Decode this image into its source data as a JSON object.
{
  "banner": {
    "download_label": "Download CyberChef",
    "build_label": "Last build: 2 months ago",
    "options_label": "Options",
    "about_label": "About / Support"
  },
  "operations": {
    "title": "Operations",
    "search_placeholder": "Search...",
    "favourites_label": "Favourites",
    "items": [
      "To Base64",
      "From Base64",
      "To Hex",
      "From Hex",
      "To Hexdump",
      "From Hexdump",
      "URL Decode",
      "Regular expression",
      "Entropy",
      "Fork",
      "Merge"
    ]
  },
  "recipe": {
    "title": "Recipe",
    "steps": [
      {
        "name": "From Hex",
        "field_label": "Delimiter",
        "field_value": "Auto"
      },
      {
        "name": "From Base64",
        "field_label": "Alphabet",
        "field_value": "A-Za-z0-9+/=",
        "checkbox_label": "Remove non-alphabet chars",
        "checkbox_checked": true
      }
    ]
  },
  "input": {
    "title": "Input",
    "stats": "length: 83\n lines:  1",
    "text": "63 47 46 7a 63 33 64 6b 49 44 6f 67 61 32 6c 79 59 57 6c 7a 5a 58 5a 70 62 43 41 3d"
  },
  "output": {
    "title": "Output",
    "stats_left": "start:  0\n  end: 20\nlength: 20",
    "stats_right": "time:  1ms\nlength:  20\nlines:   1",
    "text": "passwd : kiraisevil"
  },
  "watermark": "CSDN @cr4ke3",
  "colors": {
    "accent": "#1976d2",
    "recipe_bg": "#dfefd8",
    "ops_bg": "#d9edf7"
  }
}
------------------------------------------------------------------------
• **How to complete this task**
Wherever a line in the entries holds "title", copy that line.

• **Problem solution**
    "title": "Operations",
    "title": "Recipe",
    "title": "Input",
    "title": "Output",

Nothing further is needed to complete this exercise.